- Jeff S The Cybertruck was first unveiled and announced on Nov. 21, 2019. For over 3 years Tesla has been saying that this truck was going to be released soon. The mystique and surprise is no longer there. I think the Cybertruck is hideous but then I am not the target for this. Since its initial unveiling there has been the introduction of the Lightning, Hummer, and the Rivian truck. The anticipation of this truck and the mystique has faded. There will be a few that will buy this because they are hard core Tesla fans and some because it is different but Tesla should have been the first to market an EV pickup. GM is planning a compact EV pickup under the GMC brand starting at 25 MSRP. This should have been Tesla and Tesla could have downsized the Cybertruck to either a midsize or compact truck and been first. Tesla should have been first at the very least to release a smaller EV truck.
- Bloke Wow, this should make a big difference, to those catalytic converter thieves who don't have tools like 'angle grinders' with them.
- Carlson Fan The way the truck drops in the rear and the bed/tailgate become a ramp is genius! I'd buy it just for that alone!!! It would be awesome for loading snowmobiles and garden tractors in the back. However, my trucks need to be able to regularly tow heavy loads long distance, summer & winter. Sorry folks, current battery tech. isn't even close to what it needs to be for me to think even one second that a battery truck could replace my current ICE powered truck. An EV for a DD makes sense , but for truck you need a MUCH better battery.

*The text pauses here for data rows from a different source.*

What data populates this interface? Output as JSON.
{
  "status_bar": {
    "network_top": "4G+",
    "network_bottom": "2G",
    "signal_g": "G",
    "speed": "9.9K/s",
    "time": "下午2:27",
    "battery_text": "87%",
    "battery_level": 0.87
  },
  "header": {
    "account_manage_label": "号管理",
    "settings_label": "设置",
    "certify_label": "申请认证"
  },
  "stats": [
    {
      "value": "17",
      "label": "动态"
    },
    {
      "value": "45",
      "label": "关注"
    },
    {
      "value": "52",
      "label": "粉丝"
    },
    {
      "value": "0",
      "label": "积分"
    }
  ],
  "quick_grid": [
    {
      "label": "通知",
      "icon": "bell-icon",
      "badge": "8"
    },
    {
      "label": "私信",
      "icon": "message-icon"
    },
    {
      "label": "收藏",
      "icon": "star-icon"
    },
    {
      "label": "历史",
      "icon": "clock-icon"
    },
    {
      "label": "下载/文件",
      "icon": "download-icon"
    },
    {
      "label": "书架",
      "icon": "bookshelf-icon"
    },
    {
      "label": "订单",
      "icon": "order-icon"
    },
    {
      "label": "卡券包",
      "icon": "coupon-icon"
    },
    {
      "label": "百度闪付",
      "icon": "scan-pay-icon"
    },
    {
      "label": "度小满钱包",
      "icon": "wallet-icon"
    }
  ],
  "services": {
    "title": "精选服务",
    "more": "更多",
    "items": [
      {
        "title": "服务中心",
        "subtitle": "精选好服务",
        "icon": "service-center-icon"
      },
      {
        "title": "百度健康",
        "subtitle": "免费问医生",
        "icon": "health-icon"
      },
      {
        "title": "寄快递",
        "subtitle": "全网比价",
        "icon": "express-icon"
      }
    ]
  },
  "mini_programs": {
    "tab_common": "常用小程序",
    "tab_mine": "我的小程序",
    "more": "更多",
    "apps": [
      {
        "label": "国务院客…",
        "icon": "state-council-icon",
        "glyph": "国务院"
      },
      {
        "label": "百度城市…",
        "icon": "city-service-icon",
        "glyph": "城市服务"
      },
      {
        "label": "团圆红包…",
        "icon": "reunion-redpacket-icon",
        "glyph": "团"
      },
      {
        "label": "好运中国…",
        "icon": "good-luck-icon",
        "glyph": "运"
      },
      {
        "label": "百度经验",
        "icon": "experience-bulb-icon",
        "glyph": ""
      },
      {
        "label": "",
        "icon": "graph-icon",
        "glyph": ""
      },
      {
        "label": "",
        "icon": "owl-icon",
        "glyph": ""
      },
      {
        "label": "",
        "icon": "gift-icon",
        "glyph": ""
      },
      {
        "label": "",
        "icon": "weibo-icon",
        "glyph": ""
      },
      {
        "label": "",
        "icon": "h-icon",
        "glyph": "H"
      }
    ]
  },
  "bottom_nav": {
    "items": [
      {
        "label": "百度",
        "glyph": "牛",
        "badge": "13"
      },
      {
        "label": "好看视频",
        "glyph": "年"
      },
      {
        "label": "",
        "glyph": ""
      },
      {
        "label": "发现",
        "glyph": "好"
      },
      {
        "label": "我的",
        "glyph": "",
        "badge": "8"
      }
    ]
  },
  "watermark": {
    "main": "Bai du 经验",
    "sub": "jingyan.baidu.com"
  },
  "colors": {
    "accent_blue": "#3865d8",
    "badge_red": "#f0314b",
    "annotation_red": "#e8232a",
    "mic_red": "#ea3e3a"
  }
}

- Inside Looking Out For midsize sedan it is too small. It basically is a compact car.